TASK INSTRUCTIONS
How many lines of the records hold the string "fwupd"? Reply with the number alone.

(Entries from a dataset of interfaces)
★ ★ ★ ★ ★ ★ ★

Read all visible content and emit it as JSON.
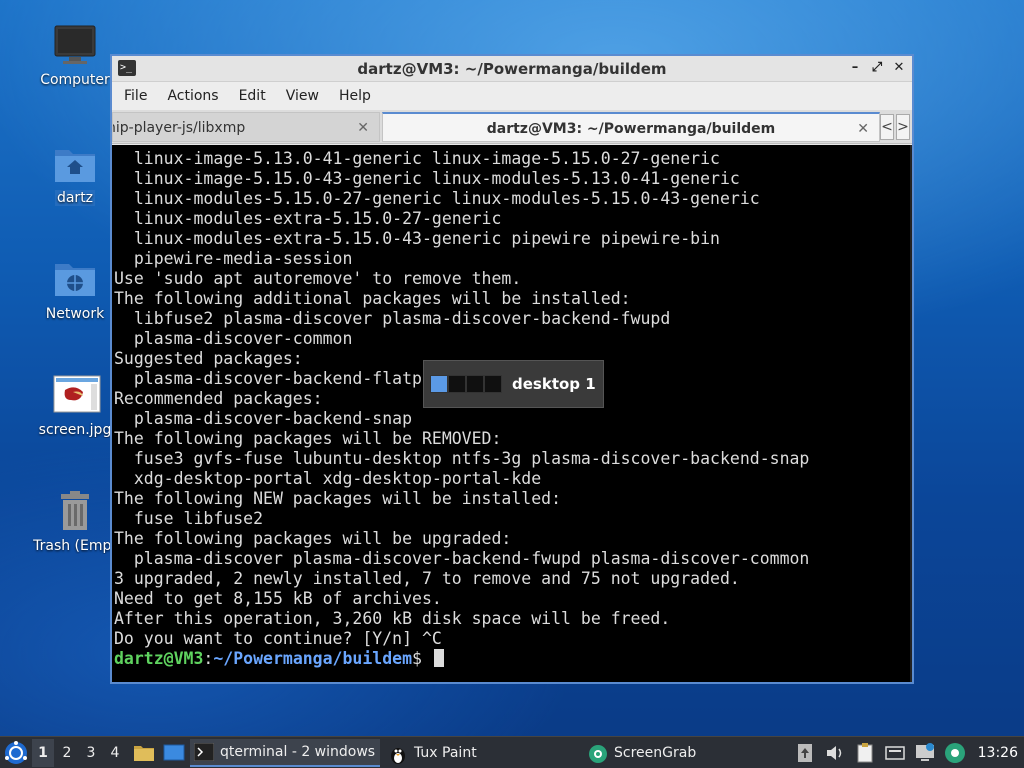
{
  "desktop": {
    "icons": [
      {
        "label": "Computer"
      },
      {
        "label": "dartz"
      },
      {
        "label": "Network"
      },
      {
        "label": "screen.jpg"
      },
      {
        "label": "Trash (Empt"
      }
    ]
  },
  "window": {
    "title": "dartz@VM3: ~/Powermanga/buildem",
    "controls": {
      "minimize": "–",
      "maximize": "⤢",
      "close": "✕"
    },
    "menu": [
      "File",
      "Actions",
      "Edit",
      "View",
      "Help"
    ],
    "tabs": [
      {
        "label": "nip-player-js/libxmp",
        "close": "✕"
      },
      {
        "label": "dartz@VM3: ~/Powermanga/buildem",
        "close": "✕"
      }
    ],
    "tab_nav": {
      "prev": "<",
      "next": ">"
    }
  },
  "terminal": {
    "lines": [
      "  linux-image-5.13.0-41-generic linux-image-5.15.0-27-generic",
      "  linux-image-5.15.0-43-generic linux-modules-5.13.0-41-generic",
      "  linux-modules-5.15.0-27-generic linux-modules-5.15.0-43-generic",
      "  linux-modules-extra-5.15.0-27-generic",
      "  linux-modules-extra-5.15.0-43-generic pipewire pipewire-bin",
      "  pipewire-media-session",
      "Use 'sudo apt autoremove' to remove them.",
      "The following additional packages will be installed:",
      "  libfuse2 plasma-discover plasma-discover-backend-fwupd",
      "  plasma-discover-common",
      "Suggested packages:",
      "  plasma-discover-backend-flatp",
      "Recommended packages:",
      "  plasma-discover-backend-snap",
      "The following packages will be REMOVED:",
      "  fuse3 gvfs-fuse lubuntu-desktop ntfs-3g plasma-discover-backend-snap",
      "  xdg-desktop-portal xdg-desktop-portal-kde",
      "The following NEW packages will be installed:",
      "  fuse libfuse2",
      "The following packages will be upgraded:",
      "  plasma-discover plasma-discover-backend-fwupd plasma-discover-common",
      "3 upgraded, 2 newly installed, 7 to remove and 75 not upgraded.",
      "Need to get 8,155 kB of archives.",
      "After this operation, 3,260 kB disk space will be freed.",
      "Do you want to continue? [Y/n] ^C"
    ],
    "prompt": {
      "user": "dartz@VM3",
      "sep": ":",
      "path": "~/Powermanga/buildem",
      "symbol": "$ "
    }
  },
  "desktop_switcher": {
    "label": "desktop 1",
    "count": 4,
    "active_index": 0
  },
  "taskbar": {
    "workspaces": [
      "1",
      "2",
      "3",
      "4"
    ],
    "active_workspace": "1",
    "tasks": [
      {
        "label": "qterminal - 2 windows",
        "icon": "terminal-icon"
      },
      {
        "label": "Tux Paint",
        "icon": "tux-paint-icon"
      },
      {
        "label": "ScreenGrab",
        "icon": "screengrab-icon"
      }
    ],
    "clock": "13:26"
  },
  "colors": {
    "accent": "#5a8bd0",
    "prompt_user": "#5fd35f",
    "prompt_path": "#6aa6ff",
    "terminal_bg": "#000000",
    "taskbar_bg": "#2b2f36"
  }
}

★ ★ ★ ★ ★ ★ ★

ANSWER TO THE PROBLEM
2